© Graciela Iturbide, 2022
Already in her first series, Those who live in the sand, Graciela Iturbide included an image entitled Self Portrait with the Seris among the portraits of the people who were part of the indigenous community living in the Sonora Desert, depicting herself in a hieratic fashion, dressed in Seris clothing and with her face painted like the members of said community. The image is inscribed within the rest of the portraits as if it were the product of a ritual act in which Iturbide is able to become closer to the community by placing herself in front of her own camera, literally positioning herself on their side, in their place.

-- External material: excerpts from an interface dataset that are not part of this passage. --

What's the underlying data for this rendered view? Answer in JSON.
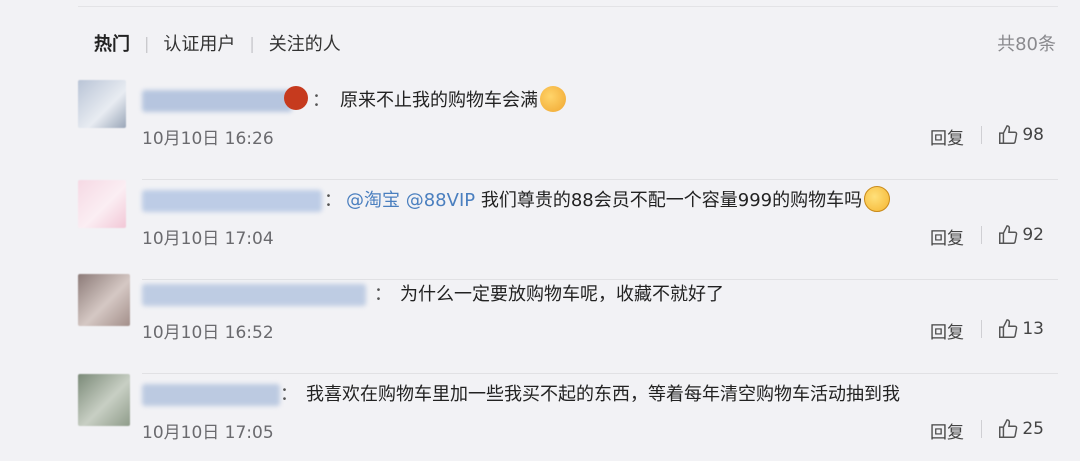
{
  "filters": {
    "hot": "热门",
    "verified": "认证用户",
    "following": "关注的人",
    "sep": "|"
  },
  "total": "共80条",
  "comments": [
    {
      "text": "原来不止我的购物车会满",
      "time": "10月10日 16:26",
      "reply": "回复",
      "likes": "98",
      "emoji": "yum-face-icon"
    },
    {
      "mention1": "@淘宝",
      "mention2": "@88VIP",
      "text": "我们尊贵的88会员不配一个容量999的购物车吗",
      "time": "10月10日 17:04",
      "reply": "回复",
      "likes": "92",
      "emoji": "pleading-face-icon"
    },
    {
      "text": "为什么一定要放购物车呢，收藏不就好了",
      "time": "10月10日 16:52",
      "reply": "回复",
      "likes": "13"
    },
    {
      "text": "我喜欢在购物车里加一些我买不起的东西，等着每年清空购物车活动抽到我",
      "time": "10月10日 17:05",
      "reply": "回复",
      "likes": "25"
    }
  ],
  "colon": "：",
  "colors": {
    "mention": "#4a7fbf",
    "background": "#f2f2f5"
  }
}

There is a magical and ritual sense in the self-portraits that appear in Ojos para volar: retratos autorretratos y otras fotografías [Eyes to Fly With: Portraits, Self-Portraits, and Other Photographs], a book that includes texts by Alejandro Castellanos and was published by the University of Texas Press in 2006. The Surrealist legacy is one of the undercurrents flowing through her work. Ojos para volar draws on one of the preferred motifs in Surrealist iconography: the negation of the eye, wounding it or closing it in order to access another more ample, profound, and true vision. Likewise, in her self-portraits with animals—snails, a fish that seals her mouth, snakes that escape from it—there is a quasi shamanic attitude, one alluding to the invocation of nature as an alter-ego from which to see and speak that is reminiscent of works by artists such as Ana Mendieta.